- [EXERCISE INSTRUCTIONS] Write out the entries exactly. None of the pictures should appear in the copy.
━━━━━ PROVIDED MATERIAL
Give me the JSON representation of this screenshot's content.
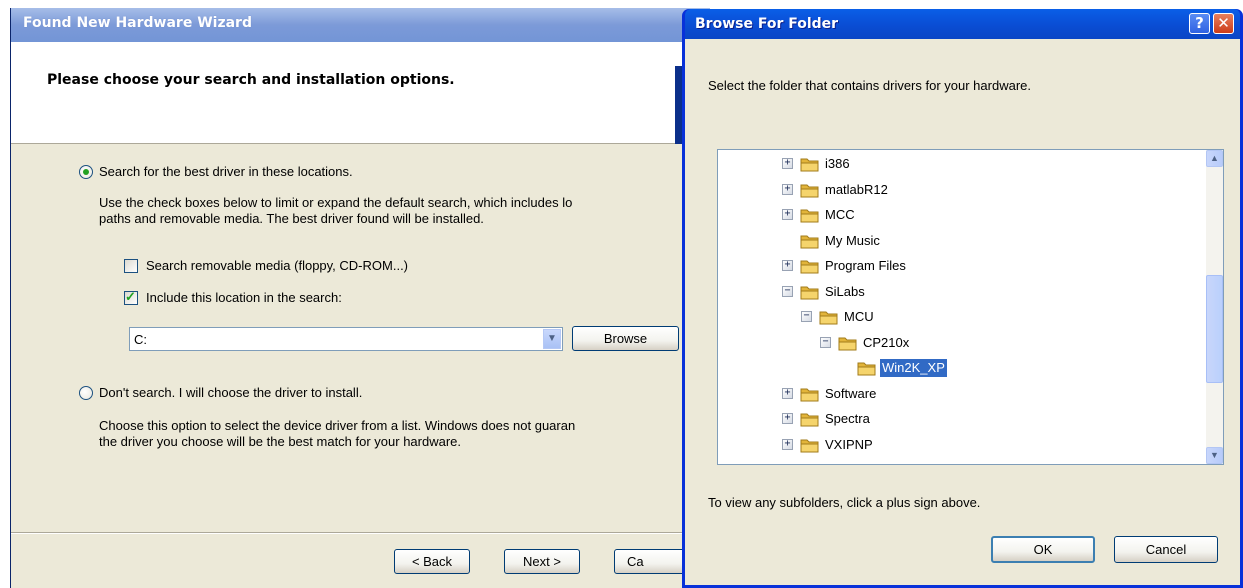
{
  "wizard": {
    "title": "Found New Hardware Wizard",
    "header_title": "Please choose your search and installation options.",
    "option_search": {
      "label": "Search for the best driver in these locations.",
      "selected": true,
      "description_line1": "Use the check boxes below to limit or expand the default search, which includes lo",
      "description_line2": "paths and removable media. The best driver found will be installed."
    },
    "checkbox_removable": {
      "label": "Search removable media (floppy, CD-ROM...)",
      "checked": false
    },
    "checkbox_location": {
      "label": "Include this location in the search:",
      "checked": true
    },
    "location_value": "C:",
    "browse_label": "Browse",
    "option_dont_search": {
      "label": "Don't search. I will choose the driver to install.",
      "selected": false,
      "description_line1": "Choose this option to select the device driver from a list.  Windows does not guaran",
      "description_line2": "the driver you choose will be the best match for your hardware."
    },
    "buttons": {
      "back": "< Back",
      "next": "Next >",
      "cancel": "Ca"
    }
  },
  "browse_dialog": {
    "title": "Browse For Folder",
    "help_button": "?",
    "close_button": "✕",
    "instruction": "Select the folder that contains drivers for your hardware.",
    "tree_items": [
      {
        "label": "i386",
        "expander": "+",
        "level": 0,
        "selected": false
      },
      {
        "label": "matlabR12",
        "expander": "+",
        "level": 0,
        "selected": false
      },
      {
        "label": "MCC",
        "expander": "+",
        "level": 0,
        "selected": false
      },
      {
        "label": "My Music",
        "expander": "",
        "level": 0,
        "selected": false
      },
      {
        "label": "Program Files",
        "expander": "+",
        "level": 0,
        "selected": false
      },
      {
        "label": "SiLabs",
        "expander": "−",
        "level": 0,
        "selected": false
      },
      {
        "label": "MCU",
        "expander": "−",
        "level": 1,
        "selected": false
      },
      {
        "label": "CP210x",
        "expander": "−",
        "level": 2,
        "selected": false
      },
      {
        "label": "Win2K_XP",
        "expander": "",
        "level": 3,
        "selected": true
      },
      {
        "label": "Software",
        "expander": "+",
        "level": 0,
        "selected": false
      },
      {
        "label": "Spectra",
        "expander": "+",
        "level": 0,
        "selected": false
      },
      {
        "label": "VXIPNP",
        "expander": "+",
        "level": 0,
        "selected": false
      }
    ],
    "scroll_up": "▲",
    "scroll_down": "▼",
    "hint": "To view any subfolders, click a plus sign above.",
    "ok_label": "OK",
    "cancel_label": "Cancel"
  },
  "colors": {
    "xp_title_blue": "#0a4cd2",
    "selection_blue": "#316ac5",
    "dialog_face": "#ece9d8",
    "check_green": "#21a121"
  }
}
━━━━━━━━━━
- [ANSWER AREA]
Give me the JSON representation of this screenshot's content.
{
  "wizard": {
    "title": "Found New Hardware Wizard",
    "header_title": "Please choose your search and installation options.",
    "option_search": {
      "label": "Search for the best driver in these locations.",
      "selected": true,
      "description_line1": "Use the check boxes below to limit or expand the default search, which includes lo",
      "description_line2": "paths and removable media. The best driver found will be installed."
    },
    "checkbox_removable": {
      "label": "Search removable media (floppy, CD-ROM...)",
      "checked": false
    },
    "checkbox_location": {
      "label": "Include this location in the search:",
      "checked": true
    },
    "location_value": "C:",
    "browse_label": "Browse",
    "option_dont_search": {
      "label": "Don't search. I will choose the driver to install.",
      "selected": false,
      "description_line1": "Choose this option to select the device driver from a list.  Windows does not guaran",
      "description_line2": "the driver you choose will be the best match for your hardware."
    },
    "buttons": {
      "back": "< Back",
      "next": "Next >",
      "cancel": "Ca"
    }
  },
  "browse_dialog": {
    "title": "Browse For Folder",
    "help_button": "?",
    "close_button": "✕",
    "instruction": "Select the folder that contains drivers for your hardware.",
    "tree_items": [
      {
        "label": "i386",
        "expander": "+",
        "level": 0,
        "selected": false
      },
      {
        "label": "matlabR12",
        "expander": "+",
        "level": 0,
        "selected": false
      },
      {
        "label": "MCC",
        "expander": "+",
        "level": 0,
        "selected": false
      },
      {
        "label": "My Music",
        "expander": "",
        "level": 0,
        "selected": false
      },
      {
        "label": "Program Files",
        "expander": "+",
        "level": 0,
        "selected": false
      },
      {
        "label": "SiLabs",
        "expander": "−",
        "level": 0,
        "selected": false
      },
      {
        "label": "MCU",
        "expander": "−",
        "level": 1,
        "selected": false
      },
      {
        "label": "CP210x",
        "expander": "−",
        "level": 2,
        "selected": false
      },
      {
        "label": "Win2K_XP",
        "expander": "",
        "level": 3,
        "selected": true
      },
      {
        "label": "Software",
        "expander": "+",
        "level": 0,
        "selected": false
      },
      {
        "label": "Spectra",
        "expander": "+",
        "level": 0,
        "selected": false
      },
      {
        "label": "VXIPNP",
        "expander": "+",
        "level": 0,
        "selected": false
      }
    ],
    "scroll_up": "▲",
    "scroll_down": "▼",
    "hint": "To view any subfolders, click a plus sign above.",
    "ok_label": "OK",
    "cancel_label": "Cancel"
  },
  "colors": {
    "xp_title_blue": "#0a4cd2",
    "selection_blue": "#316ac5",
    "dialog_face": "#ece9d8",
    "check_green": "#21a121"
  }
}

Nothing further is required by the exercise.